If you have never been to the Illinois Holocaust Museum or have not been there recently, plan to go on Tuesday, October 29, from 5:30-8:00 PM. for the grand opening of four new galleries. These galleries are a response to the mistaken notion that the Jew did not resist during the Holocaust. These permanent exhibitions are poignant, experiential and inspirational. The event is free and open to the public though reservations are required.
Docent led tours of the galleries will start at 5:30 and a program featuring Mitch Braff – founder and executive director of the Jewish Partisan Educational Foundation – and Rachel L. Einwohner – Professor of Sociology at Purdue University – will start at 6:30. Braff and Einwohner will be discussing resistance in the ghettos and partisan guerilla fighters in the forest.
The Museum partnered with Luci Creative, a full-service museum planning and exhibit design firm, to develop the updates, and Ravenswood Studio as the fabrication partner.

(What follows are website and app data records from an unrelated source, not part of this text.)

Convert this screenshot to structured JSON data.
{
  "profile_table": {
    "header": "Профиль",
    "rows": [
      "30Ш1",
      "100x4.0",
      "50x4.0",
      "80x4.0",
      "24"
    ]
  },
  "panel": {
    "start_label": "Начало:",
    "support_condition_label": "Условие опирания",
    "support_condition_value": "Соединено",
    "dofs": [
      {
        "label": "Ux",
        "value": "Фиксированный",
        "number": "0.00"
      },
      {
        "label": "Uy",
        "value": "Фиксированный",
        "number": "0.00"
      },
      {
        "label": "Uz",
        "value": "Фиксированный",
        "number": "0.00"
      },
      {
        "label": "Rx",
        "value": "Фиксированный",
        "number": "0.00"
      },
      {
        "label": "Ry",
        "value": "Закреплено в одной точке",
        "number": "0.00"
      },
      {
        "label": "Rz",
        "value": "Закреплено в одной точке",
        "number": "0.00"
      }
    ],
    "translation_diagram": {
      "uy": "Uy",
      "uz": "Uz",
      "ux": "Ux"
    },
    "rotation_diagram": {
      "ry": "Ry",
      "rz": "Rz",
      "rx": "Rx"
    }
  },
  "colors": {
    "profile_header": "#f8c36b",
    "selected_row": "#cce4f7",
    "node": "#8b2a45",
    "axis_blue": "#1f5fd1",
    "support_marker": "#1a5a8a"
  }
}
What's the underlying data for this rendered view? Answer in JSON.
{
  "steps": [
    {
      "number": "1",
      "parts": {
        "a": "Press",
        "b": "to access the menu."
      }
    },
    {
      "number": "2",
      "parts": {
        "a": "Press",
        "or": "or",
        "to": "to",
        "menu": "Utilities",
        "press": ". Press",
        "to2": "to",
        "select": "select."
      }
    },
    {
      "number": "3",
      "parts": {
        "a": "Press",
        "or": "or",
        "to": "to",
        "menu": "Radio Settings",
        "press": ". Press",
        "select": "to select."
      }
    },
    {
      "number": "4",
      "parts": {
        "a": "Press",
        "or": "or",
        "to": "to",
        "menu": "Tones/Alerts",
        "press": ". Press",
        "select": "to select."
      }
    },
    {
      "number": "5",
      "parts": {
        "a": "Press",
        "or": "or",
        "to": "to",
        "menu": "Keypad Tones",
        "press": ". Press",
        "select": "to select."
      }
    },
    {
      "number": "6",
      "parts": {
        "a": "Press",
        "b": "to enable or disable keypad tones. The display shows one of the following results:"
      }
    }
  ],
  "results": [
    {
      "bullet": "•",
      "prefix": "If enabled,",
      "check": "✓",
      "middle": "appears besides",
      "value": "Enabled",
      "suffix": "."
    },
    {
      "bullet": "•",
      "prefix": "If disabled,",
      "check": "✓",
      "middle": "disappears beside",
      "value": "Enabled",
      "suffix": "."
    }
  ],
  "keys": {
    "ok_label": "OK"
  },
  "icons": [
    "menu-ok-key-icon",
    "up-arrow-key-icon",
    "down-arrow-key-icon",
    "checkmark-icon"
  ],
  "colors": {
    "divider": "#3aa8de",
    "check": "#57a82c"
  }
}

A semi-immersive environment throughout the exhibits helps visitors connect to the content. The ghetto uprising space, comprised of brick walls and archways, evokes an underground bunker occupied by resistance fighters. The Bielski partisan story is told in an immersive forest of architectural trees reaching above the ‘ceiling’ of the gallery, a stark contrast to the enclosed nature of the bunker. “We wanted to create new spaces in the Museum that are as powerful and immersive as the well-known ‘Kristallnacht’ gallery and rail car,” said Susan Abrams, Museum CEO.
Throughout the galleries, the focus centers on individuals’ stories, designed to humanize the Holocaust and create empathy for those murdered and for those who survived. As Kelley H. Szany, Vice President of Education and Exhibitions at Illinois Holocaust Museum & Education Center states, “Telling the story of Jewish armed resistance allows our visitors to see that, in the face of ‘The Final Solution’, there was the fortitude and will to try and take control of their lives and deaths.”

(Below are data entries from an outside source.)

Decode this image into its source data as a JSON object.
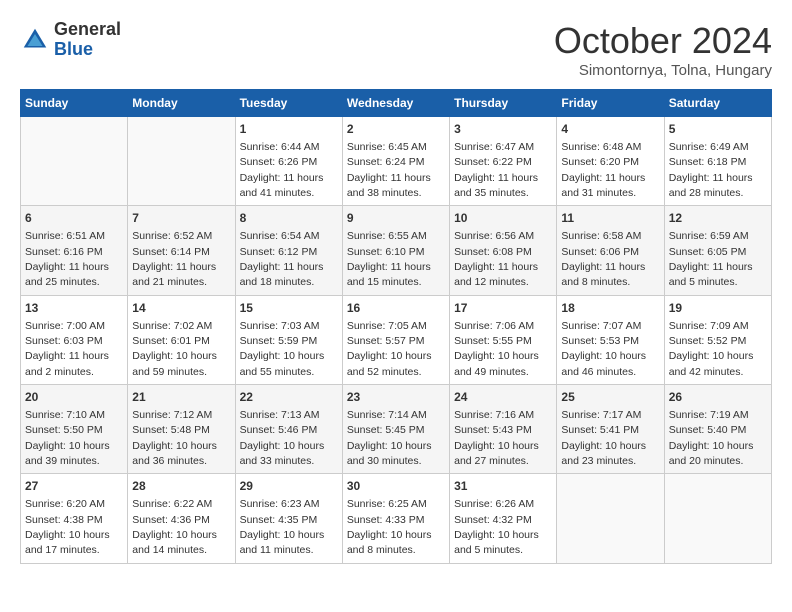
{
  "header": {
    "logo": {
      "general": "General",
      "blue": "Blue"
    },
    "title": "October 2024",
    "location": "Simontornya, Tolna, Hungary"
  },
  "calendar": {
    "days_of_week": [
      "Sunday",
      "Monday",
      "Tuesday",
      "Wednesday",
      "Thursday",
      "Friday",
      "Saturday"
    ],
    "weeks": [
      [
        {
          "day": "",
          "info": ""
        },
        {
          "day": "",
          "info": ""
        },
        {
          "day": "1",
          "info": "Sunrise: 6:44 AM\nSunset: 6:26 PM\nDaylight: 11 hours and 41 minutes."
        },
        {
          "day": "2",
          "info": "Sunrise: 6:45 AM\nSunset: 6:24 PM\nDaylight: 11 hours and 38 minutes."
        },
        {
          "day": "3",
          "info": "Sunrise: 6:47 AM\nSunset: 6:22 PM\nDaylight: 11 hours and 35 minutes."
        },
        {
          "day": "4",
          "info": "Sunrise: 6:48 AM\nSunset: 6:20 PM\nDaylight: 11 hours and 31 minutes."
        },
        {
          "day": "5",
          "info": "Sunrise: 6:49 AM\nSunset: 6:18 PM\nDaylight: 11 hours and 28 minutes."
        }
      ],
      [
        {
          "day": "6",
          "info": "Sunrise: 6:51 AM\nSunset: 6:16 PM\nDaylight: 11 hours and 25 minutes."
        },
        {
          "day": "7",
          "info": "Sunrise: 6:52 AM\nSunset: 6:14 PM\nDaylight: 11 hours and 21 minutes."
        },
        {
          "day": "8",
          "info": "Sunrise: 6:54 AM\nSunset: 6:12 PM\nDaylight: 11 hours and 18 minutes."
        },
        {
          "day": "9",
          "info": "Sunrise: 6:55 AM\nSunset: 6:10 PM\nDaylight: 11 hours and 15 minutes."
        },
        {
          "day": "10",
          "info": "Sunrise: 6:56 AM\nSunset: 6:08 PM\nDaylight: 11 hours and 12 minutes."
        },
        {
          "day": "11",
          "info": "Sunrise: 6:58 AM\nSunset: 6:06 PM\nDaylight: 11 hours and 8 minutes."
        },
        {
          "day": "12",
          "info": "Sunrise: 6:59 AM\nSunset: 6:05 PM\nDaylight: 11 hours and 5 minutes."
        }
      ],
      [
        {
          "day": "13",
          "info": "Sunrise: 7:00 AM\nSunset: 6:03 PM\nDaylight: 11 hours and 2 minutes."
        },
        {
          "day": "14",
          "info": "Sunrise: 7:02 AM\nSunset: 6:01 PM\nDaylight: 10 hours and 59 minutes."
        },
        {
          "day": "15",
          "info": "Sunrise: 7:03 AM\nSunset: 5:59 PM\nDaylight: 10 hours and 55 minutes."
        },
        {
          "day": "16",
          "info": "Sunrise: 7:05 AM\nSunset: 5:57 PM\nDaylight: 10 hours and 52 minutes."
        },
        {
          "day": "17",
          "info": "Sunrise: 7:06 AM\nSunset: 5:55 PM\nDaylight: 10 hours and 49 minutes."
        },
        {
          "day": "18",
          "info": "Sunrise: 7:07 AM\nSunset: 5:53 PM\nDaylight: 10 hours and 46 minutes."
        },
        {
          "day": "19",
          "info": "Sunrise: 7:09 AM\nSunset: 5:52 PM\nDaylight: 10 hours and 42 minutes."
        }
      ],
      [
        {
          "day": "20",
          "info": "Sunrise: 7:10 AM\nSunset: 5:50 PM\nDaylight: 10 hours and 39 minutes."
        },
        {
          "day": "21",
          "info": "Sunrise: 7:12 AM\nSunset: 5:48 PM\nDaylight: 10 hours and 36 minutes."
        },
        {
          "day": "22",
          "info": "Sunrise: 7:13 AM\nSunset: 5:46 PM\nDaylight: 10 hours and 33 minutes."
        },
        {
          "day": "23",
          "info": "Sunrise: 7:14 AM\nSunset: 5:45 PM\nDaylight: 10 hours and 30 minutes."
        },
        {
          "day": "24",
          "info": "Sunrise: 7:16 AM\nSunset: 5:43 PM\nDaylight: 10 hours and 27 minutes."
        },
        {
          "day": "25",
          "info": "Sunrise: 7:17 AM\nSunset: 5:41 PM\nDaylight: 10 hours and 23 minutes."
        },
        {
          "day": "26",
          "info": "Sunrise: 7:19 AM\nSunset: 5:40 PM\nDaylight: 10 hours and 20 minutes."
        }
      ],
      [
        {
          "day": "27",
          "info": "Sunrise: 6:20 AM\nSunset: 4:38 PM\nDaylight: 10 hours and 17 minutes."
        },
        {
          "day": "28",
          "info": "Sunrise: 6:22 AM\nSunset: 4:36 PM\nDaylight: 10 hours and 14 minutes."
        },
        {
          "day": "29",
          "info": "Sunrise: 6:23 AM\nSunset: 4:35 PM\nDaylight: 10 hours and 11 minutes."
        },
        {
          "day": "30",
          "info": "Sunrise: 6:25 AM\nSunset: 4:33 PM\nDaylight: 10 hours and 8 minutes."
        },
        {
          "day": "31",
          "info": "Sunrise: 6:26 AM\nSunset: 4:32 PM\nDaylight: 10 hours and 5 minutes."
        },
        {
          "day": "",
          "info": ""
        },
        {
          "day": "",
          "info": ""
        }
      ]
    ]
  }
}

“From a design standpoint, we wanted to respect the reality that no space can or should truly immerse visitors in the horrors of the period,” related Kevin Snow, Luci’s Executive Creative Director, “while still telling the story in a compelling way.”

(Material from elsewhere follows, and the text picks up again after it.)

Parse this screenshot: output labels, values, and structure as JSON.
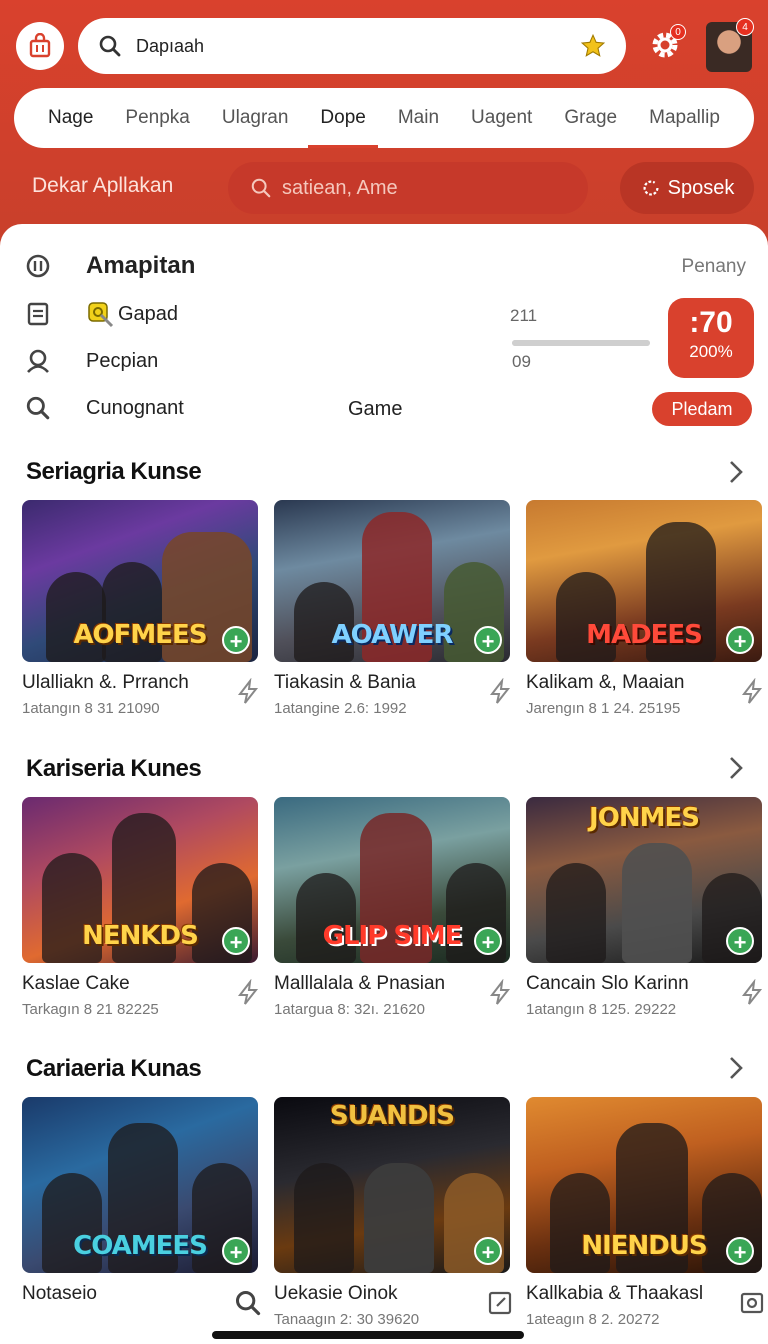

“We are proud that the exhibit so beautifully reflects the vision of the project team and donors,” stated AJ Goehle, CEO and Partner at Luci Creative.
Updates to the Museum’s Skokie gallery punctuate the resistance story. The final gallery in the core exhibition centers around the voices and perspectives of Survivors and the actions they took resisting the attempted 1977 neo-Nazi march in Skokie. In this case, Survivors, with the support of their community, took a stand, yielding a different result than when the community chose to look away during the Holocaust. This section was especially moving and powerful to me.
I visited the museum recently and finally had the chance to see the hologram of a holocaust survivor. The way in which he answered questions was almost unbelievable. I have read about it and Chicago Splash Magazine has even written about it, but it was only on this visit that I was able to interact with the hologram of Pinchas Gutter by way of our excellent guide, Mort Stern. Everyone should visit this remarkable survivor exhibit. You will not be disappointed.
The Main Special Exhibition Space currently houses a surprising, dramatic exhibit: MEMORY UNEARTHED: THE LODZ GHETTO PHOTOGRAPHS OF HENRYK ROSS which runs until January 12, 2020. Photos of the Lodz Ghetto were buried in order to preserve them. It is a story well worth viewing.
And don’t forget the Legacy (Gift) Shop. I love looking at the beautiful items for sale and I found the perfect gift for a friend – unusual, practical and well priced.
All Photos: Courtesy of the Illinois Holocaust Museum